Annual union re-certification process begins

Ben Ratliffe reminds employees to votes for union membership. If an employee does not vote by April 21, it will be counted as a “no.”

Rachel Virnig

Ben Ratliffe reminds employees to votes for union membership. If an employee does not vote by April 21, it will be counted as a “no.”

Marisa Comeau-Kerege, News Editor

This year marks the beginning of annual union re-certification elections at Madison College.  Since the Act 10 bill went through in 2011, many appeals and adjustments have been made resulting in the current standing law that all unions must vote every year to keep their certification.

The vote must gain 51-percent of not only the current union members but all potential union members.  If a potential member does not vote, the state will automatically cast a ‘no’ vote for them.

Theresa Valencia, a manufacturing instructor here at Madison College as well as the Remember and Recertification Chairperson on the executive board for the Local 243 union explained how weird and unfair this voting system is.
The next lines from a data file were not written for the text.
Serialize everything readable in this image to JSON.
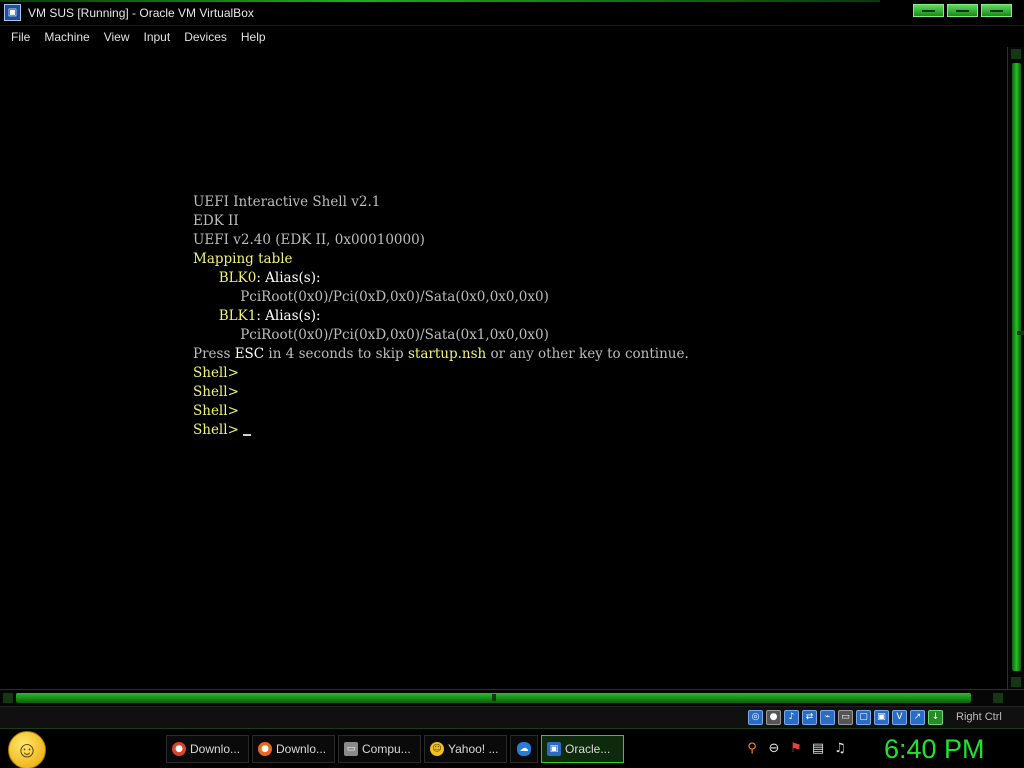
{
  "window": {
    "title": "VM SUS [Running] - Oracle VM VirtualBox",
    "app_icon": "virtualbox-icon"
  },
  "menu": [
    "File",
    "Machine",
    "View",
    "Input",
    "Devices",
    "Help"
  ],
  "console": {
    "line1": "UEFI Interactive Shell v2.1",
    "line2": "EDK II",
    "line3": "UEFI v2.40 (EDK II, 0x00010000)",
    "line4": "Mapping table",
    "blk0_name": "BLK0",
    "blk0_alias": ": Alias(s):",
    "blk0_path": "PciRoot(0x0)/Pci(0xD,0x0)/Sata(0x0,0x0,0x0)",
    "blk1_name": "BLK1",
    "blk1_alias": ": Alias(s):",
    "blk1_path": "PciRoot(0x0)/Pci(0xD,0x0)/Sata(0x1,0x0,0x0)",
    "press_pre": "Press ",
    "press_esc": "ESC",
    "press_mid": " in 4 seconds to skip ",
    "press_file": "startup.nsh",
    "press_post": " or any other key to continue.",
    "prompt": "Shell>"
  },
  "statusbar": {
    "host_key": "Right Ctrl"
  },
  "taskbar": {
    "tasks": [
      {
        "label": "Downlo...",
        "icon": "chrome-icon",
        "color": "#d9442f"
      },
      {
        "label": "Downlo...",
        "icon": "firefox-icon",
        "color": "#e86a1c"
      },
      {
        "label": "Compu...",
        "icon": "computer-icon",
        "color": "#8a8a8a"
      },
      {
        "label": "Yahoo! ...",
        "icon": "yahoo-smiley-icon",
        "color": "#f0c020"
      },
      {
        "label": "",
        "icon": "onedrive-icon",
        "color": "#2a7ad8"
      },
      {
        "label": "Oracle...",
        "icon": "virtualbox-icon",
        "color": "#2a6bc4"
      }
    ],
    "clock": "6:40 PM"
  }
}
“It’s basically set up to be very difficult.  So, the process is unfair,” said Valencia.  “I just think that if any of our, you know, anyone who’s being elected to a political office is, if two million of the six million people of the state vote and then the other four you get set up as a no vote to you, that would be a strange election.”

Once voting opened, all the membership went to zero, so along with getting people to vote, they need to get members to remember to local 243.

On top of membership, it is now illegal for employees to have their monthly dues automatically taken from their paycheck so they will now have to write a check or make a deposit every month.

But not everything going on is being seen as bad.  Valencia explained that through their outreach efforts and many awareness projects, like phone banking, have brought many of the officers and active members together as well as enlightening many potential members to the benefits of the union.

“Because we needed to let people know how the recertification was going to work, to explain to them whether they were a member or not a member, because we need everyone to vote, so by making that effort to talk to people about the recertification it gave us an opportunity to talk to them about remembering also,” said Valencia.

Voting runs from April 1 through the 21.  Although the official numbers will not be released until after the election, the members of the union here will continue to fight for their union certification.

“Act 10 was set up to drain the money from the unions, so if we are not collecting dues, we need to increase our membership so that we’re not constantly having less money than we’re taking in.  But that’s what it was set up to do, but I’m not a quitter and neither are a lot of people I work with,” said Valencia.

“We just keep fighting and fighting and fighting and trying to help people understand how important the union is.  We’ve gotten to where we are now, whether it’s our wages and benefits and times are so tight right now financially for the college, so it’s give and take on everyone’s part.  We just don’t want it all taken from us and the union really helps.”